→ LISTED ENTRIES
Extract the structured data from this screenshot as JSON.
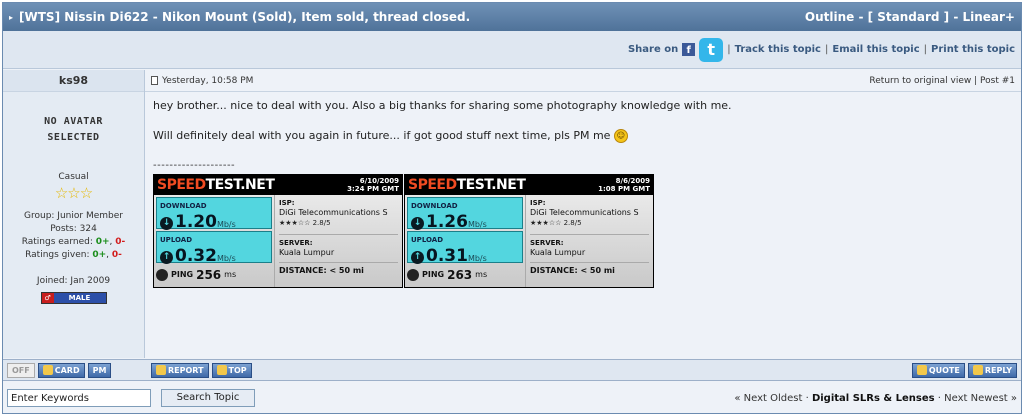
{
  "thread": {
    "title": "[WTS] Nissin Di622 - Nikon Mount (Sold), Item sold, thread closed.",
    "modes": "Outline - [ Standard ] - Linear+"
  },
  "share": {
    "label": "Share on",
    "facebook": "f",
    "twitter": "t",
    "links": [
      "Track this topic",
      "Email this topic",
      "Print this topic"
    ]
  },
  "user": {
    "name": "ks98",
    "no_avatar_line1": "NO AVATAR",
    "no_avatar_line2": "SELECTED",
    "rank": "Casual",
    "stars": "☆☆☆",
    "group": "Group: Junior Member",
    "posts": "Posts: 324",
    "ratings_earned_label": "Ratings earned:",
    "ratings_earned_pos": "0+",
    "ratings_earned_neg": "0-",
    "ratings_given_label": "Ratings given:",
    "ratings_given_pos": "0+",
    "ratings_given_neg": "0-",
    "joined": "Joined: Jan 2009",
    "gender": "MALE",
    "gender_symbol": "♂"
  },
  "post": {
    "date": "Yesterday, 10:58 PM",
    "return_link": "Return to original view",
    "post_number": "Post #1",
    "line1": "hey brother... nice to deal with you. Also a big thanks for sharing some photography knowledge with me.",
    "line2": "Will definitely deal with you again in future... if got good stuff next time, pls PM me",
    "signature_rule": "--------------------"
  },
  "speedtests": [
    {
      "logo_a": "SPEED",
      "logo_b": "TEST.NET",
      "date": "6/10/2009",
      "time": "3:24 PM GMT",
      "download_label": "DOWNLOAD",
      "download": "1.20",
      "upload_label": "UPLOAD",
      "upload": "0.32",
      "unit": "Mb/s",
      "ping_label": "PING",
      "ping": "256",
      "ping_unit": "ms",
      "isp_label": "ISP:",
      "isp": "DiGi Telecommunications S",
      "rating": "★★★☆☆ 2.8/5",
      "server_label": "SERVER:",
      "server": "Kuala Lumpur",
      "distance_label": "DISTANCE:",
      "distance": "< 50 mi"
    },
    {
      "logo_a": "SPEED",
      "logo_b": "TEST.NET",
      "date": "8/6/2009",
      "time": "1:08 PM GMT",
      "download_label": "DOWNLOAD",
      "download": "1.26",
      "upload_label": "UPLOAD",
      "upload": "0.31",
      "unit": "Mb/s",
      "ping_label": "PING",
      "ping": "263",
      "ping_unit": "ms",
      "isp_label": "ISP:",
      "isp": "DiGi Telecommunications S",
      "rating": "★★★☆☆ 2.8/5",
      "server_label": "SERVER:",
      "server": "Kuala Lumpur",
      "distance_label": "DISTANCE:",
      "distance": "< 50 mi"
    }
  ],
  "actions": {
    "off": "OFF",
    "card": "CARD",
    "pm": "PM",
    "report": "REPORT",
    "top": "TOP",
    "quote": "QUOTE",
    "reply": "REPLY"
  },
  "bottom": {
    "search_placeholder": "Enter Keywords",
    "search_value": "Enter Keywords",
    "search_button": "Search Topic",
    "prev": "« Next Oldest",
    "forum": "Digital SLRs & Lenses",
    "next": "Next Newest »"
  },
  "colors": {
    "titlebar": "#5b7fa6",
    "accent": "#2a4e86",
    "speedtest_cyan": "#53d6df",
    "speedtest_orange": "#f04b22"
  }
}
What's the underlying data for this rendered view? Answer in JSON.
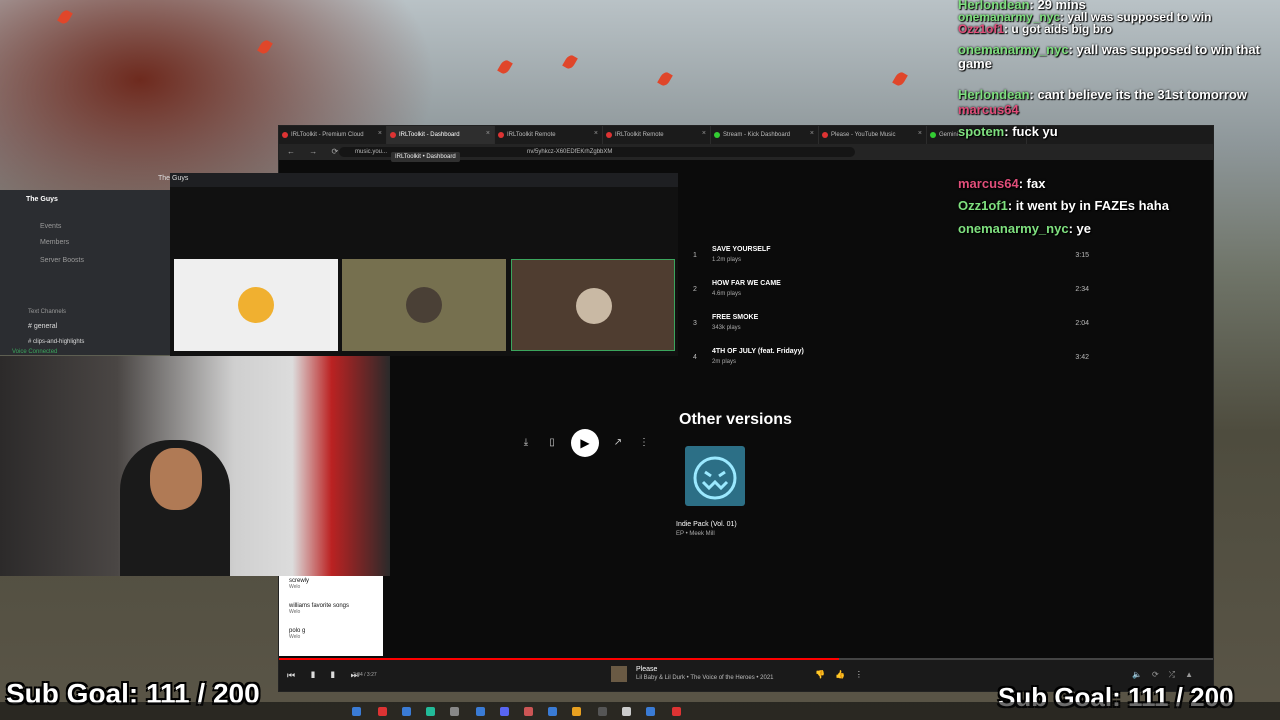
{
  "browser": {
    "tabs": [
      {
        "label": "IRLToolkit - Premium Cloud"
      },
      {
        "label": "IRLToolkit - Dashboard",
        "active": true
      },
      {
        "label": "IRLToolkit Remote"
      },
      {
        "label": "IRLToolkit Remote"
      },
      {
        "label": "Stream - Kick Dashboard"
      },
      {
        "label": "Please - YouTube Music"
      }
    ],
    "tooltip": "IRLToolkit • Dashboard",
    "url": "music.you...",
    "url_rest": "nv/5yhkcz-X60EDfEKrhZgbbXM",
    "extra_tab": "Gemini"
  },
  "music": {
    "tracks": [
      {
        "num": "1",
        "title": "SAVE YOURSELF",
        "plays": "1.2m plays",
        "duration": "3:15"
      },
      {
        "num": "2",
        "title": "HOW FAR WE CAME",
        "plays": "4.6m plays",
        "duration": "2:34"
      },
      {
        "num": "3",
        "title": "FREE SMOKE",
        "plays": "343k plays",
        "duration": "2:04"
      },
      {
        "num": "4",
        "title": "4TH OF JULY (feat. Fridayy)",
        "plays": "2m plays",
        "duration": "3:42"
      }
    ],
    "other_versions_title": "Other versions",
    "album": {
      "title": "Indie Pack (Vol. 01)",
      "subtitle": "EP • Meek Mill"
    },
    "queue": [
      {
        "title": "screwly",
        "sub": "Welo"
      },
      {
        "title": "williams favorite songs",
        "sub": "Welo"
      },
      {
        "title": "polo g",
        "sub": "Welo"
      }
    ],
    "player": {
      "time": "2:04 / 3:27",
      "progress": 0.6,
      "song": "Please",
      "artist_line": "Lil Baby & Lil Durk • The Voice of the Heroes • 2021"
    }
  },
  "discord": {
    "server": "The Guys",
    "items": [
      "Events",
      "Members",
      "Server Boosts"
    ],
    "section": "Text Channels",
    "channel": "general",
    "channel2": "clips-and-highlights",
    "voice": "Voice Connected",
    "call_title": "The Guys"
  },
  "chat": {
    "lines": [
      {
        "user": "Herlondean",
        "text": "29 mins"
      },
      {
        "user": "onemanarmy_nyc",
        "text": "yall was supposed to win"
      },
      {
        "user": "Ozz1of1",
        "text": "u got aids big bro"
      },
      {
        "user": "onemanarmy_nyc",
        "text": "yall was supposed to win that game"
      },
      {
        "user": "Herlondean",
        "text": "cant believe its the 31st tomorrow"
      },
      {
        "user": "marcus64",
        "text": ""
      },
      {
        "user": "spotem",
        "text": "fuck yu"
      },
      {
        "user": "marcus64",
        "text": "fax"
      },
      {
        "user": "Ozz1of1",
        "text": "it went by in FAZEs haha"
      },
      {
        "user": "onemanarmy_nyc",
        "text": "ye"
      }
    ]
  },
  "overlay": {
    "sub_goal_left": "Sub Goal: 111 / 200",
    "sub_goal_right": "Sub Goal: 111 / 200"
  },
  "colors": {
    "accent": "#ff0000",
    "chat_user": "#7fe07f",
    "chat_user_alt": "#e04e7a"
  }
}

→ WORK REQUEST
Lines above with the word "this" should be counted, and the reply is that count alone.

→ TASK RESULT
5